As the ancient psalmist wrote, because God keeps his promise made to our ancestors, we can cry out in our pain and suffering, knowing God will hear our cries. When it feels like the world is ganging up us, we can turn to God knowing we will find refuge. When we find ourselves on shaky ground, we can stand on God, the rock of our foundation...knowing we are protected.
Promises kept – no matter what.
As you struggle in the wilderness of faith, realizing what God is asking you to do, this passage reminds you of what God is willing to sacrifice for you, in order to save you from yourself. This is a divine act that will climax with Jesus on the cross. But as we will discover, death can’t stop God’s promise from being fulfilled.
Through Christ, God takes this risk because God's heart is touched by creation’s suffering. In him we see that God is willing to become one of us; fully embracing all of our human experiences, including death. Through the resurrection of Christ, we see just how much God wants to be in a relationship with us.

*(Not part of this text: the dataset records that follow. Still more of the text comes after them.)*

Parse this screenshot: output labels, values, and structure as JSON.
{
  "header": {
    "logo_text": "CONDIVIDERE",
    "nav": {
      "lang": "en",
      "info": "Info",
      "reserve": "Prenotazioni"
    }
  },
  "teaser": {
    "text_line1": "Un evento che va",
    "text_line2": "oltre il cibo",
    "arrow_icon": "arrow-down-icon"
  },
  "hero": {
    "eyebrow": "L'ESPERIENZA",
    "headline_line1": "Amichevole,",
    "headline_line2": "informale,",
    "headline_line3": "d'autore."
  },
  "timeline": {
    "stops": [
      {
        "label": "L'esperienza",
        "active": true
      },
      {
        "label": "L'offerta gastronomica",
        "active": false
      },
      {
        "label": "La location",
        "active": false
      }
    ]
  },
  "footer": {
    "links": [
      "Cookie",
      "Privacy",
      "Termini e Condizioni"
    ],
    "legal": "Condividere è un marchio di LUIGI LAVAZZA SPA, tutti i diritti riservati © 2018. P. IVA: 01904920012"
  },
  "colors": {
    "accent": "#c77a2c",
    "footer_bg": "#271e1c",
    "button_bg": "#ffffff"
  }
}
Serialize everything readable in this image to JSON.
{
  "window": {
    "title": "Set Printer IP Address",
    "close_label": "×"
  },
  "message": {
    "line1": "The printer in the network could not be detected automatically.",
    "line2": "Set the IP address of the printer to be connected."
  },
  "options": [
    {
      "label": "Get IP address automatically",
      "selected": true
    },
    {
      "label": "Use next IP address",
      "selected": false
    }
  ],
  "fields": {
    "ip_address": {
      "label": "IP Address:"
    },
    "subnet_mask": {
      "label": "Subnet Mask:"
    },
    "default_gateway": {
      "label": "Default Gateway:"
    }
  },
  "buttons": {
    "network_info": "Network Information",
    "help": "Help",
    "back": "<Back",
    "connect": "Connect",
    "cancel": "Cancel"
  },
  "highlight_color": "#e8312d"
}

Christ is God’s greatest promise made and promised kept. He is proof that God’s unconditional love is faithful to the bitter end, and beyond to greater glory. This covenant of divine grace is the distinguishing mark of Christianity. It’s what Jesus was all about.
It requires nothing from us but our desire to be a recipient of this blessed gift. There is nothing we can do to earn God’s love or to cause God to withhold it. I guess that’s why they call it the Good News. Promises kept.
As Jesus himself demonstrated, we are given this gift so that we might live it – fully and faithfully – in a way that showcases God’s glory and the loving relationship between Creator and all of creation.
During this season of Lent, I hope that you will set your heart upon this covenant of God’s grace knowing that God will never deny you, never turn away, reject or hurt you. God only wants to love you, protect you, and redeem you back to your rightful place in God’s heart.
Like a rainbow in the heavens, God’s love is made visible to all who choose to move towards God’s open heart. Christ has shown us the way.
From the baptismal font to the cross of chaos. Promises kept.
But don’t take my word for it. You have God’s word.
A word of promise God made just for you. And a promise God has kept just for you.
*based on a sermon Promises Kept originally given on January 3, 2016. https://www.jesusnotjesus.org/be-kind/sermon-promises-kept
Bartlett, David L and Barbara Brown Taylor, eds. Feasting on the Word, Year B, Vol. 2 (Louisville: Westminster John Knox, 2008).